▶ _What the task asks_: Please copy the material under this line exactly, keeping every line.

▶ _Material for this task_:
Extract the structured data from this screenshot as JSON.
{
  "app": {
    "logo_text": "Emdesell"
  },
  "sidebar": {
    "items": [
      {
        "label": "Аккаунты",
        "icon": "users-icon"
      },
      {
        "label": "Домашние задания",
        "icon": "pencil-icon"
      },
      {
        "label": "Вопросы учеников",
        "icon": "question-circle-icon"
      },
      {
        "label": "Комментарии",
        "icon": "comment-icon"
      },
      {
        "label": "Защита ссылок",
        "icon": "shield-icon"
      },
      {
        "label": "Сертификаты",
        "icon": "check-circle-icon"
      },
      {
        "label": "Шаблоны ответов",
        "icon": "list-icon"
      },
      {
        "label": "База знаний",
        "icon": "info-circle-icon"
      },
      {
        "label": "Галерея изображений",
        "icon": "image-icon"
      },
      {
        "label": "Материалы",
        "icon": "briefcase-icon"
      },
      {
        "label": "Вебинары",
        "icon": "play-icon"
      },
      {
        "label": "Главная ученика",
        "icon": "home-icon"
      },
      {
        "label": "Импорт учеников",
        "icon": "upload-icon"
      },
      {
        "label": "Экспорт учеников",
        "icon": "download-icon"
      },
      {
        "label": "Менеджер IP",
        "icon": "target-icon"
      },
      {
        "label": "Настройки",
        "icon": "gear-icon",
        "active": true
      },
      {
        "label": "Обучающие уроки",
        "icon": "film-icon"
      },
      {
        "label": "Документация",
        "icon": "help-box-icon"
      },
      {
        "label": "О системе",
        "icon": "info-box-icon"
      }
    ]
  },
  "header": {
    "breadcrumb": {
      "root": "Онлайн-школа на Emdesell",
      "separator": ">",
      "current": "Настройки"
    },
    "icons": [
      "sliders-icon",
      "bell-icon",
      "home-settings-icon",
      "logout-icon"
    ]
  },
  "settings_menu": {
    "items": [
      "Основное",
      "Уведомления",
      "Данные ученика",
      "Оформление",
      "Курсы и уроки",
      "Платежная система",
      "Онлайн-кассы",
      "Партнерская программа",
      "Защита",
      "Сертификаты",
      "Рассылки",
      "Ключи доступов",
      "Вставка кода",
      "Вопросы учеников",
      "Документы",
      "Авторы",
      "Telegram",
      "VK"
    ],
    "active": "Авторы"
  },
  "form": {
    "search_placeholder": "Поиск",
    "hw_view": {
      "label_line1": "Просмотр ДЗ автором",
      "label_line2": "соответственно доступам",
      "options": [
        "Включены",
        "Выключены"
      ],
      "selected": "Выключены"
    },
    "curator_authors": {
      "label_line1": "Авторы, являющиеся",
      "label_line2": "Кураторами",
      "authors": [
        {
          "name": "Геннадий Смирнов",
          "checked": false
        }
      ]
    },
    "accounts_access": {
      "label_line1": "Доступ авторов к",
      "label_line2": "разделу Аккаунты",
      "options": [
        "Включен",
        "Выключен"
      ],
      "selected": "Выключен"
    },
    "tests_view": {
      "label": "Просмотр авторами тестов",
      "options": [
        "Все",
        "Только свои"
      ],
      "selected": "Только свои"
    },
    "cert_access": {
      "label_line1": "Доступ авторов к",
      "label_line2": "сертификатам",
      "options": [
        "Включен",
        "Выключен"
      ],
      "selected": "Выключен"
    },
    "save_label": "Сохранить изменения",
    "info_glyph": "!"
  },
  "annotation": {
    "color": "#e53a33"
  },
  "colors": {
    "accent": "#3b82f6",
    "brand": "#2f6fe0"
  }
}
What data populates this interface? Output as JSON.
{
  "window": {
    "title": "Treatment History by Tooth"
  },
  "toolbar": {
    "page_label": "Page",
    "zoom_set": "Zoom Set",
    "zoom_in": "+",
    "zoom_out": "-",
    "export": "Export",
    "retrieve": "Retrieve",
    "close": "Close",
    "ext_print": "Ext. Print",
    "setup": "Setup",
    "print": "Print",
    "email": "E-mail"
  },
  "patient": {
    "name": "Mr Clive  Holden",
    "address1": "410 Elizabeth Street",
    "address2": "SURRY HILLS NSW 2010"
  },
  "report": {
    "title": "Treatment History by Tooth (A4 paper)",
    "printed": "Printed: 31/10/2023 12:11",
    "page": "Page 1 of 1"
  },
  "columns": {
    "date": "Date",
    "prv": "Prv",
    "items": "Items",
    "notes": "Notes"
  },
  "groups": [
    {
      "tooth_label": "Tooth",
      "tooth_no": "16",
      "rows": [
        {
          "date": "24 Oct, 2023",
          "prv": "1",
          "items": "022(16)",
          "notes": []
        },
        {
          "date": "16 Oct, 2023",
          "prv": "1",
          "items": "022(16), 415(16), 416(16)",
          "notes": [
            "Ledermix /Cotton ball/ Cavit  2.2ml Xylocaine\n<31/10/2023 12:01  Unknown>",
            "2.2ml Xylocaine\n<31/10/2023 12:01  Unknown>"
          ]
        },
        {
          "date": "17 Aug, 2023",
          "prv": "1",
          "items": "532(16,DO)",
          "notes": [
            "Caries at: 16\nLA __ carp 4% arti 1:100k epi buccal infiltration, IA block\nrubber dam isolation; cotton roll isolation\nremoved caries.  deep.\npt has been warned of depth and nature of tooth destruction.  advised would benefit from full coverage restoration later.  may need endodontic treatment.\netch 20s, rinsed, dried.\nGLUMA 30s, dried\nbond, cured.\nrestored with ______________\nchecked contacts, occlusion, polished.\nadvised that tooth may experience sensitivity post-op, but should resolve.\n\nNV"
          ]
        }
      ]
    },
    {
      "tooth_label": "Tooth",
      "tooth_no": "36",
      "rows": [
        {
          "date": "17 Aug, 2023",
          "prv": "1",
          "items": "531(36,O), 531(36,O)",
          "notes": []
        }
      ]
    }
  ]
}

▶ _Final answer_:
Extract the structured data from this screenshot as JSON.
{
  "app": {
    "logo_text": "Emdesell"
  },
  "sidebar": {
    "items": [
      {
        "label": "Аккаунты",
        "icon": "users-icon"
      },
      {
        "label": "Домашние задания",
        "icon": "pencil-icon"
      },
      {
        "label": "Вопросы учеников",
        "icon": "question-circle-icon"
      },
      {
        "label": "Комментарии",
        "icon": "comment-icon"
      },
      {
        "label": "Защита ссылок",
        "icon": "shield-icon"
      },
      {
        "label": "Сертификаты",
        "icon": "check-circle-icon"
      },
      {
        "label": "Шаблоны ответов",
        "icon": "list-icon"
      },
      {
        "label": "База знаний",
        "icon": "info-circle-icon"
      },
      {
        "label": "Галерея изображений",
        "icon": "image-icon"
      },
      {
        "label": "Материалы",
        "icon": "briefcase-icon"
      },
      {
        "label": "Вебинары",
        "icon": "play-icon"
      },
      {
        "label": "Главная ученика",
        "icon": "home-icon"
      },
      {
        "label": "Импорт учеников",
        "icon": "upload-icon"
      },
      {
        "label": "Экспорт учеников",
        "icon": "download-icon"
      },
      {
        "label": "Менеджер IP",
        "icon": "target-icon"
      },
      {
        "label": "Настройки",
        "icon": "gear-icon",
        "active": true
      },
      {
        "label": "Обучающие уроки",
        "icon": "film-icon"
      },
      {
        "label": "Документация",
        "icon": "help-box-icon"
      },
      {
        "label": "О системе",
        "icon": "info-box-icon"
      }
    ]
  },
  "header": {
    "breadcrumb": {
      "root": "Онлайн-школа на Emdesell",
      "separator": ">",
      "current": "Настройки"
    },
    "icons": [
      "sliders-icon",
      "bell-icon",
      "home-settings-icon",
      "logout-icon"
    ]
  },
  "settings_menu": {
    "items": [
      "Основное",
      "Уведомления",
      "Данные ученика",
      "Оформление",
      "Курсы и уроки",
      "Платежная система",
      "Онлайн-кассы",
      "Партнерская программа",
      "Защита",
      "Сертификаты",
      "Рассылки",
      "Ключи доступов",
      "Вставка кода",
      "Вопросы учеников",
      "Документы",
      "Авторы",
      "Telegram",
      "VK"
    ],
    "active": "Авторы"
  },
  "form": {
    "search_placeholder": "Поиск",
    "hw_view": {
      "label_line1": "Просмотр ДЗ автором",
      "label_line2": "соответственно доступам",
      "options": [
        "Включены",
        "Выключены"
      ],
      "selected": "Выключены"
    },
    "curator_authors": {
      "label_line1": "Авторы, являющиеся",
      "label_line2": "Кураторами",
      "authors": [
        {
          "name": "Геннадий Смирнов",
          "checked": false
        }
      ]
    },
    "accounts_access": {
      "label_line1": "Доступ авторов к",
      "label_line2": "разделу Аккаунты",
      "options": [
        "Включен",
        "Выключен"
      ],
      "selected": "Выключен"
    },
    "tests_view": {
      "label": "Просмотр авторами тестов",
      "options": [
        "Все",
        "Только свои"
      ],
      "selected": "Только свои"
    },
    "cert_access": {
      "label_line1": "Доступ авторов к",
      "label_line2": "сертификатам",
      "options": [
        "Включен",
        "Выключен"
      ],
      "selected": "Выключен"
    },
    "save_label": "Сохранить изменения",
    "info_glyph": "!"
  },
  "annotation": {
    "color": "#e53a33"
  },
  "colors": {
    "accent": "#3b82f6",
    "brand": "#2f6fe0"
  }
}
What data populates this interface? Output as JSON.
{
  "window": {
    "title": "Treatment History by Tooth"
  },
  "toolbar": {
    "page_label": "Page",
    "zoom_set": "Zoom Set",
    "zoom_in": "+",
    "zoom_out": "-",
    "export": "Export",
    "retrieve": "Retrieve",
    "close": "Close",
    "ext_print": "Ext. Print",
    "setup": "Setup",
    "print": "Print",
    "email": "E-mail"
  },
  "patient": {
    "name": "Mr Clive  Holden",
    "address1": "410 Elizabeth Street",
    "address2": "SURRY HILLS NSW 2010"
  },
  "report": {
    "title": "Treatment History by Tooth (A4 paper)",
    "printed": "Printed: 31/10/2023 12:11",
    "page": "Page 1 of 1"
  },
  "columns": {
    "date": "Date",
    "prv": "Prv",
    "items": "Items",
    "notes": "Notes"
  },
  "groups": [
    {
      "tooth_label": "Tooth",
      "tooth_no": "16",
      "rows": [
        {
          "date": "24 Oct, 2023",
          "prv": "1",
          "items": "022(16)",
          "notes": []
        },
        {
          "date": "16 Oct, 2023",
          "prv": "1",
          "items": "022(16), 415(16), 416(16)",
          "notes": [
            "Ledermix /Cotton ball/ Cavit  2.2ml Xylocaine\n<31/10/2023 12:01  Unknown>",
            "2.2ml Xylocaine\n<31/10/2023 12:01  Unknown>"
          ]
        },
        {
          "date": "17 Aug, 2023",
          "prv": "1",
          "items": "532(16,DO)",
          "notes": [
            "Caries at: 16\nLA __ carp 4% arti 1:100k epi buccal infiltration, IA block\nrubber dam isolation; cotton roll isolation\nremoved caries.  deep.\npt has been warned of depth and nature of tooth destruction.  advised would benefit from full coverage restoration later.  may need endodontic treatment.\netch 20s, rinsed, dried.\nGLUMA 30s, dried\nbond, cured.\nrestored with ______________\nchecked contacts, occlusion, polished.\nadvised that tooth may experience sensitivity post-op, but should resolve.\n\nNV"
          ]
        }
      ]
    },
    {
      "tooth_label": "Tooth",
      "tooth_no": "36",
      "rows": [
        {
          "date": "17 Aug, 2023",
          "prv": "1",
          "items": "531(36,O), 531(36,O)",
          "notes": []
        }
      ]
    }
  ]
}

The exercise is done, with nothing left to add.